It’s been a while since I’ve updated the blog. Here’s a quick video showing how to create a table of contents for a print book when using LibreOffice.
NOTE: UPDATED WITH VIDEO 6/24/18
If you read e-books, you’ve seen it. The Table of Contents at the beginning of a book, listed in blue. Tap or double-click a chapter name and voilà, you’re there. Nifty, huh? If you use Word, you know how to create that ToC, or can readily find out how, because instructions abound on the web. Heck, even KDP explains it somewhere. But what if you use a Mac and LibreOffice? You’ll find nothing helpful on Amazon’s KDP site because a) they’re indifferent to Mac users, b) they’re indifferent to LibreOffice users, and c) they’re indifferent to Mac users who utilize LibreOffice. What to do?
You could save your ODT file as a DOC or DOCX, which kind of defeats the purpose of using Libre if you ask me. Not so very long ago, KDP used to tell Mac users to hand code all the HTML, good luck! Now their not-so-helpful help entry merely says to use hyperlinks and bookmarks. Which brings me to the crux of the matter.
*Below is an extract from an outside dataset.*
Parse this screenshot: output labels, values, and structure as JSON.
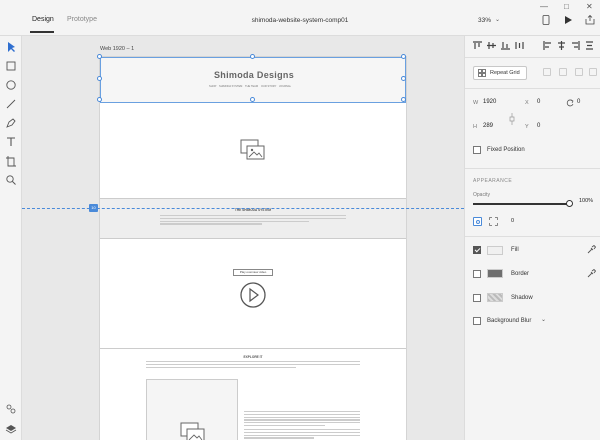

I use Calibre to create an EPUB from an ODT file. I never created that active ToC because I didn’t know how, didn’t have time to learn, and didn’t have the inclination to wander the web trying to find out how. Yesterday, however, through some semi-useful information found on the internet and a lot of trial and error, I figured it out. There may be a better and faster way, but this seems to work and is fairly simple. Continue reading